--- Supplied records ---
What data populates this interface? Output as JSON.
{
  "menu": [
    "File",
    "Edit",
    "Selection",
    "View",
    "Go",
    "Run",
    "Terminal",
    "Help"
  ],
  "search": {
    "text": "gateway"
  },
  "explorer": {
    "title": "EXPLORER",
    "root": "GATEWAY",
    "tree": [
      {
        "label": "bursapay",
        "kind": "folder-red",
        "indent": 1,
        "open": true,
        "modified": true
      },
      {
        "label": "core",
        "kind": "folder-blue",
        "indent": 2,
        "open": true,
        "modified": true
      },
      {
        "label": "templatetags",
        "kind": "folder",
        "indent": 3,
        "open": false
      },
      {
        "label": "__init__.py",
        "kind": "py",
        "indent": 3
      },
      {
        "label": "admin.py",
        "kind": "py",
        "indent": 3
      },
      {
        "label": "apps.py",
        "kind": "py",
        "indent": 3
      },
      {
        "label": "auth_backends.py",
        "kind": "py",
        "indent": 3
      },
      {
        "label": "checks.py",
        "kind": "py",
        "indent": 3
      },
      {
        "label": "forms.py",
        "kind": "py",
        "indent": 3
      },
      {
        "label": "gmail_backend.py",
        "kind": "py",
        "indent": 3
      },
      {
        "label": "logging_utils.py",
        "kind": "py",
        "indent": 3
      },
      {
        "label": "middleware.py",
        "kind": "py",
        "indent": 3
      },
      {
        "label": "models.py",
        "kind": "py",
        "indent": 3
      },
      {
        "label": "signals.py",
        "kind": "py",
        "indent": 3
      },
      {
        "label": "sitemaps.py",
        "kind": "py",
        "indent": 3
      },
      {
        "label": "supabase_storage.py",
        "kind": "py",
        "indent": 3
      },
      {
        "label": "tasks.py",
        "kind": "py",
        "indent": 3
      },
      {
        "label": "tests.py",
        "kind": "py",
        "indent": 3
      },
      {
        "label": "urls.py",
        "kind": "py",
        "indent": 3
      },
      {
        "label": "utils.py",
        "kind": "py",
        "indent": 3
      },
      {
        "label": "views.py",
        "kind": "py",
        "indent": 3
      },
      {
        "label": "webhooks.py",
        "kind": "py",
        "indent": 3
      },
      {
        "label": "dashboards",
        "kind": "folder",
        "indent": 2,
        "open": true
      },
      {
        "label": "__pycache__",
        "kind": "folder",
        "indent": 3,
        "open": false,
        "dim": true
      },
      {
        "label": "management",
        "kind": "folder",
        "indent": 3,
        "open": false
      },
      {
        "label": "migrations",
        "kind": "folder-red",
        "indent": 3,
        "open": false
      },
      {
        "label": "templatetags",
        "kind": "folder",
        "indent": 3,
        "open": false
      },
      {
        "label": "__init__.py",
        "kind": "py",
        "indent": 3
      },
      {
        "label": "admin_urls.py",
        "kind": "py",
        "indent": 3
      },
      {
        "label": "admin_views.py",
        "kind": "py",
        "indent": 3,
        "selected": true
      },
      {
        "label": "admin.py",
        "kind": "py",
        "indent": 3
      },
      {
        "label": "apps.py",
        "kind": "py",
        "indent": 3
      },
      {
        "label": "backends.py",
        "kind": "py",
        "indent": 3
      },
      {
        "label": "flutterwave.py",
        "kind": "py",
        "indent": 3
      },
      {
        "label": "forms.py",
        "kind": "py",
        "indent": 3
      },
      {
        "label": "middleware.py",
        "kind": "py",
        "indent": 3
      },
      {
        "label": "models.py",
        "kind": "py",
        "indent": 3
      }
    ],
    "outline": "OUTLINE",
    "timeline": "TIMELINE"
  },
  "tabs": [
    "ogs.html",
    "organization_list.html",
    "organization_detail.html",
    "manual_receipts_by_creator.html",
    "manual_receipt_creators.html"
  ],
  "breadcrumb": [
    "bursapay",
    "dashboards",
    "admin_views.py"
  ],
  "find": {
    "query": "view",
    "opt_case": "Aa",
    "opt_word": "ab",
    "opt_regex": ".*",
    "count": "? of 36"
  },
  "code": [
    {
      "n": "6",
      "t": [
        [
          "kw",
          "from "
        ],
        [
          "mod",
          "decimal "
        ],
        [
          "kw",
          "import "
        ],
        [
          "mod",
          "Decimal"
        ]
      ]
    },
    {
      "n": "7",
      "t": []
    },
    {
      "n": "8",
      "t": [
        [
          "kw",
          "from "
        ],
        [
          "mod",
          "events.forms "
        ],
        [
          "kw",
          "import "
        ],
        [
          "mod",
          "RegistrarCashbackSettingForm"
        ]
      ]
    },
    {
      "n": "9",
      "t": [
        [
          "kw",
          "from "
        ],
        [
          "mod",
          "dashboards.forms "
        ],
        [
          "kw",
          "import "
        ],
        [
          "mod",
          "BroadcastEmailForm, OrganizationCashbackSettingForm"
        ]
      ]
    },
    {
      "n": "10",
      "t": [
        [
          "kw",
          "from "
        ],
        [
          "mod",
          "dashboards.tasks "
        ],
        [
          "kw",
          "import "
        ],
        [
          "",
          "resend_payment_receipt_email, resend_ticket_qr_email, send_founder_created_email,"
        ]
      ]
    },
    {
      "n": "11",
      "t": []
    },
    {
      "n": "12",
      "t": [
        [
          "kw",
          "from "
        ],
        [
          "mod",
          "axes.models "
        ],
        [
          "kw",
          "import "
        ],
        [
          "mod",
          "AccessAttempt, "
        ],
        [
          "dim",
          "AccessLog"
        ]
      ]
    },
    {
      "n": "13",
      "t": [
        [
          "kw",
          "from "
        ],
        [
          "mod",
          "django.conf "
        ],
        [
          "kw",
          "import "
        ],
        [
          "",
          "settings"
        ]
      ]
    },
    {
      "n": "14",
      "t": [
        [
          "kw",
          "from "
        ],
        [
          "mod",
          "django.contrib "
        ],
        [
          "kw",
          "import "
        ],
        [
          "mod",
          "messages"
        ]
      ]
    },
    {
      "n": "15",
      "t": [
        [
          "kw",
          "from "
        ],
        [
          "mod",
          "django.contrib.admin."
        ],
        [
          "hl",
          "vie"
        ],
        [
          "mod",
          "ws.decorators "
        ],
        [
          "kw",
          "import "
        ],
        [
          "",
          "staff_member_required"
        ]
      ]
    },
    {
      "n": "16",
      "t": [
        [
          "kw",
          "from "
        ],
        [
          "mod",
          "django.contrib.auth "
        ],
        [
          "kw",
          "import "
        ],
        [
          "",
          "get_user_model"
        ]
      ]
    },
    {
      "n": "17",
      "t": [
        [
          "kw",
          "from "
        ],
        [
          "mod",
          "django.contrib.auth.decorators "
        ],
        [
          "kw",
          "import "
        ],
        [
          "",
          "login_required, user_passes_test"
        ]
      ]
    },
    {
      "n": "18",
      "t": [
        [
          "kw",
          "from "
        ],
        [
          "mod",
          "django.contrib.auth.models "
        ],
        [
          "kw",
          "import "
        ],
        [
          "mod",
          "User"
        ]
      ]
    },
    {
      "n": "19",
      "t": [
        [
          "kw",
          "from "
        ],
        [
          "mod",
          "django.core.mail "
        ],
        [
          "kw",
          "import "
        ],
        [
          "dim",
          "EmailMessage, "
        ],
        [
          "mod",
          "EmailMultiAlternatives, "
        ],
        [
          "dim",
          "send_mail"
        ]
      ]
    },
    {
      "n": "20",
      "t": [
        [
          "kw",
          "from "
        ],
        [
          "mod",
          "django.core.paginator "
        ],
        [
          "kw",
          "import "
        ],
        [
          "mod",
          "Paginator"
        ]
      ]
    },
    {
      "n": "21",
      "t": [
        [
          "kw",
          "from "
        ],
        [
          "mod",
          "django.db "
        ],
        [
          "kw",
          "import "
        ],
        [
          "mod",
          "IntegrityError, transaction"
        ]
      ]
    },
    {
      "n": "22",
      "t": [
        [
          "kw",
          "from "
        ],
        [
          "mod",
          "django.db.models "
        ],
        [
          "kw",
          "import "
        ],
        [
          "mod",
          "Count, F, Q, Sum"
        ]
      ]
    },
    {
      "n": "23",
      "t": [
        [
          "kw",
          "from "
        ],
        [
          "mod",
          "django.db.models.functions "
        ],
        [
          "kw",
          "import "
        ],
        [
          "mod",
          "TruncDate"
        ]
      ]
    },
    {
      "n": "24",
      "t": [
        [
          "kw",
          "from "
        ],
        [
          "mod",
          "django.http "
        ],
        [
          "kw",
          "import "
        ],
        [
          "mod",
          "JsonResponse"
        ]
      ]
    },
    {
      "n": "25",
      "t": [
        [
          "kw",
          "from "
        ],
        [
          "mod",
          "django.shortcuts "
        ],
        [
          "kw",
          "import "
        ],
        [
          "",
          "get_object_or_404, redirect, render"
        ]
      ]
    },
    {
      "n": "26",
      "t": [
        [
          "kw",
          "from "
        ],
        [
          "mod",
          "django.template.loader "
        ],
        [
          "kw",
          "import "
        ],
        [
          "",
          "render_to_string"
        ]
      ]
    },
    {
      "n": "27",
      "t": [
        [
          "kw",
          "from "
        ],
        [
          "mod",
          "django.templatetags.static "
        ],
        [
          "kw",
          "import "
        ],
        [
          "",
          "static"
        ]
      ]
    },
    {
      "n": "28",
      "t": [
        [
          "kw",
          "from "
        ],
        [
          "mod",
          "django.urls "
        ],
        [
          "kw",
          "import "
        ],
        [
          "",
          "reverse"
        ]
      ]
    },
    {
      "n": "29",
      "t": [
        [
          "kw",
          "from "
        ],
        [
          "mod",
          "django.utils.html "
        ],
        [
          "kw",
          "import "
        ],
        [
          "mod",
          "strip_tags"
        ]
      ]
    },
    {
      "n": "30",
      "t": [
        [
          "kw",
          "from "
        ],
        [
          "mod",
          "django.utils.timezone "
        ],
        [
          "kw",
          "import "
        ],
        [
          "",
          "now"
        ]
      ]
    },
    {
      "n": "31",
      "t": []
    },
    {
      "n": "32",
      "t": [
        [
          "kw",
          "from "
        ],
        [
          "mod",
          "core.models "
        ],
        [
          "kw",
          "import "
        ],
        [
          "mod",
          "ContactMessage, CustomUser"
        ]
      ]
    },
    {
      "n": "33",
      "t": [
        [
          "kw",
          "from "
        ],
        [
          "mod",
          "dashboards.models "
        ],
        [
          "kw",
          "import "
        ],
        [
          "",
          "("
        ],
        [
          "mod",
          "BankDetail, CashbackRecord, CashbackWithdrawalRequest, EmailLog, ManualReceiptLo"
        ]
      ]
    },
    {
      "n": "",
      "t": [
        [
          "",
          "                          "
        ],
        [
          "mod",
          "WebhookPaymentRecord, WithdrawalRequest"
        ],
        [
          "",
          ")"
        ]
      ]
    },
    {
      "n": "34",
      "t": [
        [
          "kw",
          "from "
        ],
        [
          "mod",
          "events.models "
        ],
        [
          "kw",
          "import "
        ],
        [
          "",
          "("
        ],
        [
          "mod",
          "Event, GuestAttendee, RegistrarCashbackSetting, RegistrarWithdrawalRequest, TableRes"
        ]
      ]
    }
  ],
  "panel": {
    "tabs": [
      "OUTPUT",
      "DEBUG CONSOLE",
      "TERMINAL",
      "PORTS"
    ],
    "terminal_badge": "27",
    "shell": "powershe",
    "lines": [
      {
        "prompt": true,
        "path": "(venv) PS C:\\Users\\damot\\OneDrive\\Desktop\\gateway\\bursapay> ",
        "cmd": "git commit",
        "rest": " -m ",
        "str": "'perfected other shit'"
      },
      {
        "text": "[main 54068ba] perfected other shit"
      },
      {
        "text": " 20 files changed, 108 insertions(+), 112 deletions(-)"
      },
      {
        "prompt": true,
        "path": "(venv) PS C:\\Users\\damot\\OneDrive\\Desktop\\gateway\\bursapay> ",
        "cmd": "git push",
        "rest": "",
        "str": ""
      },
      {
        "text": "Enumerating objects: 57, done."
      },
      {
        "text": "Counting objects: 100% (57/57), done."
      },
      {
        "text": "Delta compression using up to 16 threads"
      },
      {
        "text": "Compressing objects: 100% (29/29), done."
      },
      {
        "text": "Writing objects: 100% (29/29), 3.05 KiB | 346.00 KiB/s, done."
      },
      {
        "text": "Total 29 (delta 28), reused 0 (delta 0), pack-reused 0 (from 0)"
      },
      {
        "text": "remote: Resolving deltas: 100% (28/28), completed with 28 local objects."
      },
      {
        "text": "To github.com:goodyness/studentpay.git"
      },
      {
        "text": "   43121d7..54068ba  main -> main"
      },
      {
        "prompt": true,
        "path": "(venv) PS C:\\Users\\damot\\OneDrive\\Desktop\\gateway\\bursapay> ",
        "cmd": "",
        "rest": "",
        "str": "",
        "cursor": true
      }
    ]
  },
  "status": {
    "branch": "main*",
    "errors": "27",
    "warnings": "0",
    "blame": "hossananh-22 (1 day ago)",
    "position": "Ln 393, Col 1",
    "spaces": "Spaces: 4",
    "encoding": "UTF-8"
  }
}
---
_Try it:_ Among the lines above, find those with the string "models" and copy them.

_Task output:_
        "label": "models.py",
        "label": "models.py",
          "axes.models "
          "django.contrib.auth.models "
          "django.db.models "
          "django.db.models.functions "
          "core.models "
          "dashboards.models "
          "events.models "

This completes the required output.